(Beginning of INPUT MATERIAL)

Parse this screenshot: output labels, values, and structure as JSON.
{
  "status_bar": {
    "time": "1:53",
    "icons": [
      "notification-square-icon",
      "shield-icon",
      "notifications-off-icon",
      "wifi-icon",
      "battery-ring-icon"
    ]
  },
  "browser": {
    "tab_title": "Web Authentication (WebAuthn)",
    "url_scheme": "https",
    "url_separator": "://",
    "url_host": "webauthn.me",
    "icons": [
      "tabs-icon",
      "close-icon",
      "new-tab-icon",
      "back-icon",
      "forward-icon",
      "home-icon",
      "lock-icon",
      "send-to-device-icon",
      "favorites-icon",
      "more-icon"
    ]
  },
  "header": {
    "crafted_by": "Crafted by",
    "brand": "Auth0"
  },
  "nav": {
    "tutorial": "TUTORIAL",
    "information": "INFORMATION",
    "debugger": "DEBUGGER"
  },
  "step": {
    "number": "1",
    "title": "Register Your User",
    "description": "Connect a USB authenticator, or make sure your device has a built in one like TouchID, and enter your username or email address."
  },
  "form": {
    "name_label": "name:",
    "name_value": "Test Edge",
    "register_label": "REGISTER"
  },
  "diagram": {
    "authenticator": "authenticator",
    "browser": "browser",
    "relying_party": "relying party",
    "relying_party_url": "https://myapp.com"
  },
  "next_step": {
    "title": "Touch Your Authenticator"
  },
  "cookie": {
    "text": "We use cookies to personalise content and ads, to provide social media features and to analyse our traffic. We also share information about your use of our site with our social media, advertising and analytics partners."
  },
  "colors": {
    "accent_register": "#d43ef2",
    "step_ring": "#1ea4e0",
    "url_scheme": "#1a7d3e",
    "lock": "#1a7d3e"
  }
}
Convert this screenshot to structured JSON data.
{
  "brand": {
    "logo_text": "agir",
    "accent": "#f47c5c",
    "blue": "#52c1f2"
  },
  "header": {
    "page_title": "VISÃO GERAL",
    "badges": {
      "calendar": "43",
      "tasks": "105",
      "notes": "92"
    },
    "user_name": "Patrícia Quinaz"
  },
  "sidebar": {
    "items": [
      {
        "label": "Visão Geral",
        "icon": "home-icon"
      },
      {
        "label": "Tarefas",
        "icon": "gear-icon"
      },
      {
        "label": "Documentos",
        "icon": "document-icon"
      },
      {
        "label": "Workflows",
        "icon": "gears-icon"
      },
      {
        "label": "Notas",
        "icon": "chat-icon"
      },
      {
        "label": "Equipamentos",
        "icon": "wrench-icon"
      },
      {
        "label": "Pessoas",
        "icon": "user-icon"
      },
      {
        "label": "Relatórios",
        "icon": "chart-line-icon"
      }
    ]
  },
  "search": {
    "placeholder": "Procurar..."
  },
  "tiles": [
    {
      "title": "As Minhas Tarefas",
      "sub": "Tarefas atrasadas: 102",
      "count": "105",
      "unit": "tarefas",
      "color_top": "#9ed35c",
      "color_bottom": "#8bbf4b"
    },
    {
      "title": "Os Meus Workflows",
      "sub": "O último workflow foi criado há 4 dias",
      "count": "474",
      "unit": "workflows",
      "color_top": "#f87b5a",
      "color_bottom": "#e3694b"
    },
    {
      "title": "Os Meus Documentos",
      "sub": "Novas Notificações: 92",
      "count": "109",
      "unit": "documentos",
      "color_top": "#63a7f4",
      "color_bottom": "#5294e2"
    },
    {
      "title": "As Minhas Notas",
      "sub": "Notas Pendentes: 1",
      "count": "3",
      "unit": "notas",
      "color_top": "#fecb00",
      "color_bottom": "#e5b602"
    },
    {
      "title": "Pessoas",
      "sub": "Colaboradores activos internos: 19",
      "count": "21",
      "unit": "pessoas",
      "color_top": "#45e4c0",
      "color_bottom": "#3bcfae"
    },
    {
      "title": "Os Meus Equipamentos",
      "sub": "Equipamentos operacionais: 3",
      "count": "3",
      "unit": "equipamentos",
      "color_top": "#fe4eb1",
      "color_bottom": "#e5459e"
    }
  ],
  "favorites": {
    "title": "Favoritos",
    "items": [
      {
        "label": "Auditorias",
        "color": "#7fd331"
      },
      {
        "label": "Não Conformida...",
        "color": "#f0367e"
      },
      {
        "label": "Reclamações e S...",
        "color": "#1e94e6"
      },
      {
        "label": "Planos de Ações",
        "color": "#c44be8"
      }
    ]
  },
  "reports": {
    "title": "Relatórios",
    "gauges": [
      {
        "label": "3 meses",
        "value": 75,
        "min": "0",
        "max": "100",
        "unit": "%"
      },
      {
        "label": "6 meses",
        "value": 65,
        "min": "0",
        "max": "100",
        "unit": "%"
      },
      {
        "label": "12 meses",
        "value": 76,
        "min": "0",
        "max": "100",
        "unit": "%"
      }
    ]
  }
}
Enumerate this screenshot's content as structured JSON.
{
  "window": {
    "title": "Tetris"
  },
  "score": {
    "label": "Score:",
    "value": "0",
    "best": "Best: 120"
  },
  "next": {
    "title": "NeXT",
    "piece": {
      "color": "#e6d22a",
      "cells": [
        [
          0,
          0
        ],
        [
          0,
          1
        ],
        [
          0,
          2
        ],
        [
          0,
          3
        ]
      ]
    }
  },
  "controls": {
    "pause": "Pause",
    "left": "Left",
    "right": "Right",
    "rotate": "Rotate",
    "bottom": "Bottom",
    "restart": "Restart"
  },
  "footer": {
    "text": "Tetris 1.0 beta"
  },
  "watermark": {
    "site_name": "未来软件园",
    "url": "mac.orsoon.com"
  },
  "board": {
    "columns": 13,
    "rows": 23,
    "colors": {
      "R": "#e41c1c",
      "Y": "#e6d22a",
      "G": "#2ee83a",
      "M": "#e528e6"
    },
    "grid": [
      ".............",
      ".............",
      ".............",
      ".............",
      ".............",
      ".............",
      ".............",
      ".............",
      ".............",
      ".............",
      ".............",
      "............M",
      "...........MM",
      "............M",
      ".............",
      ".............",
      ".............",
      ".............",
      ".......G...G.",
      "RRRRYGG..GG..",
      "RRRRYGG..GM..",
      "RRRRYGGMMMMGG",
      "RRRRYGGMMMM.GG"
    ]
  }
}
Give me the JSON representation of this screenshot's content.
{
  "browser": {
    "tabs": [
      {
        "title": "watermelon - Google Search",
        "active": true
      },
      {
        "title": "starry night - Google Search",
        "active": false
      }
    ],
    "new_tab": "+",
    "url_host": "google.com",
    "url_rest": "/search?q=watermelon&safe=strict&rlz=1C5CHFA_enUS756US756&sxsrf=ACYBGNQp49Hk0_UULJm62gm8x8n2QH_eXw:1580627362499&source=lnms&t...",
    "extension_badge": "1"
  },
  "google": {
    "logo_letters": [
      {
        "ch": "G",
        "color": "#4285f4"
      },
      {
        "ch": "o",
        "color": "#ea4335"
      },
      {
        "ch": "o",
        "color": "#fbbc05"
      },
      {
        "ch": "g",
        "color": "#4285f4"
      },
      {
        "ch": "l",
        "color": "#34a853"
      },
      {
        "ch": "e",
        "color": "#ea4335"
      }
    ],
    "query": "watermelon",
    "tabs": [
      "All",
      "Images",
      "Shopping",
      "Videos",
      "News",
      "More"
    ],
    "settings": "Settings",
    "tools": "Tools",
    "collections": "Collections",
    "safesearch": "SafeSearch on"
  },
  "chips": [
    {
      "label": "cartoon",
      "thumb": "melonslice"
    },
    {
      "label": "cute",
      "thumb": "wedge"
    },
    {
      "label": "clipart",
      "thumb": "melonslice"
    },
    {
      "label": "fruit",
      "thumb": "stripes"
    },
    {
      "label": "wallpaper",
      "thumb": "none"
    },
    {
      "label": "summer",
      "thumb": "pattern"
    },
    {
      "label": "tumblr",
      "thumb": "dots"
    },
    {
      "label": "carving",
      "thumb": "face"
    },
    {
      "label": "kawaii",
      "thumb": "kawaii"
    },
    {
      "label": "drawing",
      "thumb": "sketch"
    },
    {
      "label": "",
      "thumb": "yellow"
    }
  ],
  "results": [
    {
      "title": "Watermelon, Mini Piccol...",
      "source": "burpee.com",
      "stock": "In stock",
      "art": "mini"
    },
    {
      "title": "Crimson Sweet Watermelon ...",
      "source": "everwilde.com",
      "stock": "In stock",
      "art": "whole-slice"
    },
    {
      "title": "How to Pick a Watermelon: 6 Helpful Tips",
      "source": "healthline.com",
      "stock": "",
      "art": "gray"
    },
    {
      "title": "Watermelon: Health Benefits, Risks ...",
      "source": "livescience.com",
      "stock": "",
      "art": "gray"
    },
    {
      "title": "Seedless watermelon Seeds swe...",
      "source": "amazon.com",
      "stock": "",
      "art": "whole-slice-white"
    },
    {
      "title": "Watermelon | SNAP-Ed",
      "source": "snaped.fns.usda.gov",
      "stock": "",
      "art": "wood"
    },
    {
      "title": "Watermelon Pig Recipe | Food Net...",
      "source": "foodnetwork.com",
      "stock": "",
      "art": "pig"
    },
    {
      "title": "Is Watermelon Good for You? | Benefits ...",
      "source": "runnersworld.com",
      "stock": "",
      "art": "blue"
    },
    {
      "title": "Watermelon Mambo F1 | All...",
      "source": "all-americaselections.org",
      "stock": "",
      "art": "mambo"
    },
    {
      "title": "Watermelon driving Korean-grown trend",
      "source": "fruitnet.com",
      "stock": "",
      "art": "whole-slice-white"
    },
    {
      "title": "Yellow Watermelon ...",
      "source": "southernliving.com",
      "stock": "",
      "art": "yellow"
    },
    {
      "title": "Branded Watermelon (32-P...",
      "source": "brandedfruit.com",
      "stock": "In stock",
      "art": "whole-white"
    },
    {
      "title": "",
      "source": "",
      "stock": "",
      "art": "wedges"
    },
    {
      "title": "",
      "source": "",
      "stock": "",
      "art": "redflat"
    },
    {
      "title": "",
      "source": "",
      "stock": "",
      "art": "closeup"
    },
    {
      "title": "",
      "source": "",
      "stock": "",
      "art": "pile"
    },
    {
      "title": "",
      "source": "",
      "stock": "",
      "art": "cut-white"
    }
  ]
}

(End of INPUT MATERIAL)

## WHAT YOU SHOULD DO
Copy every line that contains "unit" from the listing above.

## RESPONSE BOX
      "unit": "tarefas",
      "unit": "workflows",
      "unit": "documentos",
      "unit": "notas",
      "unit": "pessoas",
      "unit": "equipamentos",
        "unit": "%"
        "unit": "%"
        "unit": "%"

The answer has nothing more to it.